3) What the hell is going on with Romania’s number? Look, in the dozens upon dozens of surveys I’ve run in my life, if I see six of seven figures on the low end and then one of them almost three times higher I’m going to ask questions. Sometimes there’s an obvious, easy explanation. Sometimes it’s a more complicated explanation. Sometimes you don’t have one. And, sadly, sometimes it’s because you screwed something up running the numbers or, worse, the whole lot of you muffed something up administering the survey.
Doesn’t look like anyone’s asking questions here. We get no explanation of why Romania’s figure should be that much higher. No explanation of why, apparently, almost a third of Romanians “consider online disinformation websites as relevant sources of information” when only 1% of Croatians (i.e., basically no one) do. Surely that merits at least some attempt at an a explanation.

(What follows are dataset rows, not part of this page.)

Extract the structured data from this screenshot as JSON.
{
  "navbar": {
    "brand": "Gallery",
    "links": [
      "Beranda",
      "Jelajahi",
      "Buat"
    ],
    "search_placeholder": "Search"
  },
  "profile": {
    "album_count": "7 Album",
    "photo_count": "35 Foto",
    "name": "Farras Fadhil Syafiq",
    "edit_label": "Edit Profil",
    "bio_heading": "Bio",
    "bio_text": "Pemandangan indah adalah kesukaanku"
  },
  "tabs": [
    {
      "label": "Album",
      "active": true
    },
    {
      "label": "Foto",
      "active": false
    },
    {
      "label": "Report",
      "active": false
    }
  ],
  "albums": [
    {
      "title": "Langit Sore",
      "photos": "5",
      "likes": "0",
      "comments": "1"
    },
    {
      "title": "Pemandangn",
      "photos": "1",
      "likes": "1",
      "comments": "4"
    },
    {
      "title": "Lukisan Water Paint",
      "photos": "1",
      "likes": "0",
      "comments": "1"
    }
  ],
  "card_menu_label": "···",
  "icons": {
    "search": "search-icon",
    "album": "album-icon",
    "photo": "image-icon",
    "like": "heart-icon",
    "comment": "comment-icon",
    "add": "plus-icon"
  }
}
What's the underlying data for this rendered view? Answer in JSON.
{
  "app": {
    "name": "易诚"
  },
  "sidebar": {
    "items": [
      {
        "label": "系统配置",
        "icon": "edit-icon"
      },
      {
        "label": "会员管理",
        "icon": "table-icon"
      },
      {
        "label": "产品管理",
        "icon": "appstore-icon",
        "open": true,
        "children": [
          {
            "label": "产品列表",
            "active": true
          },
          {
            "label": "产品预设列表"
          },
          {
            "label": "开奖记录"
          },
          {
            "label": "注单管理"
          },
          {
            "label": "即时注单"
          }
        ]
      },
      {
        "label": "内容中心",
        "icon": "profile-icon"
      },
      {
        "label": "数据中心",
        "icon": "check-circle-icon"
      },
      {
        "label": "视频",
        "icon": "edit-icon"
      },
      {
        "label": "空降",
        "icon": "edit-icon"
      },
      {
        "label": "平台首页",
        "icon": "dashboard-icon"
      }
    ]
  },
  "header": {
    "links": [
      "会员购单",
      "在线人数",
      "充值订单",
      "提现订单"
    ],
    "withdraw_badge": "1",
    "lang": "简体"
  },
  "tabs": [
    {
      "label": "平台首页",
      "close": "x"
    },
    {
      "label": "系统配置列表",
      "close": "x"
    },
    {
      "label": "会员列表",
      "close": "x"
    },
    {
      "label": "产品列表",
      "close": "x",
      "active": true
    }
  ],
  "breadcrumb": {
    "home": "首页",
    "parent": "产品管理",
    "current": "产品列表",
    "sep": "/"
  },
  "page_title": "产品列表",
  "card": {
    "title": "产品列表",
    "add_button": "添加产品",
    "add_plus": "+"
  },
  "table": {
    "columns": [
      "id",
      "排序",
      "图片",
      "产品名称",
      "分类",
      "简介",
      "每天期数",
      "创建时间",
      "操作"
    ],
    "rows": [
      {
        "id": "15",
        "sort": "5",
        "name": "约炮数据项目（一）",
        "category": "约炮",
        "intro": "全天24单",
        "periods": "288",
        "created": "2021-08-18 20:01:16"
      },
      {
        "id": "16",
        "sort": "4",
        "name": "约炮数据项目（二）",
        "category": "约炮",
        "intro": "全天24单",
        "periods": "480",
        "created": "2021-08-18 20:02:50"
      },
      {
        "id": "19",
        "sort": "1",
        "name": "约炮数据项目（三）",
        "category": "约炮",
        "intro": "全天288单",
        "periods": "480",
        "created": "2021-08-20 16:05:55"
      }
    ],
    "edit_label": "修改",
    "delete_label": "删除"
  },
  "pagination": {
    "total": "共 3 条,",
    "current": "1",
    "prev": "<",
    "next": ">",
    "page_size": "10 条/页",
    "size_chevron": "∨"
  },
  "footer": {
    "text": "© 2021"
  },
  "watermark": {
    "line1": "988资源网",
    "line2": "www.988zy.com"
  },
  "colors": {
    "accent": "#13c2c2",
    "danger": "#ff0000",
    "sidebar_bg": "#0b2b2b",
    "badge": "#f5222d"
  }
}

4) How exactly did you arrive at the conveniently round “10 million” figure? OK, part of this is obvious – you took the percentages in each country of who said (“said”) they trusted disinformation websites and divided into the population of each country.
But what population? 18+? 16+? Official population figures? Registered voters?Transparency is a lovely thing, especially with survey numbers that you use to make bold, attention-grabbing claims.
This “10 million people in CEE trust fake news and disinformation websites” headline has already buzzed around CEE/disinfo-busting social media for a week now. It’s since made it into the East Stratcom Task Force’s Disinfo Review, and surely it’s going to find its way into a few more articles and probably even a few speeches and still more conference panels.
It shouldn’t. It’s a questionable claim based on a completely non-transparent survey analysis, delivered as part of a think tank’s glossy PR exercise. Bullshit’s no way to win the (dis)information war, guys.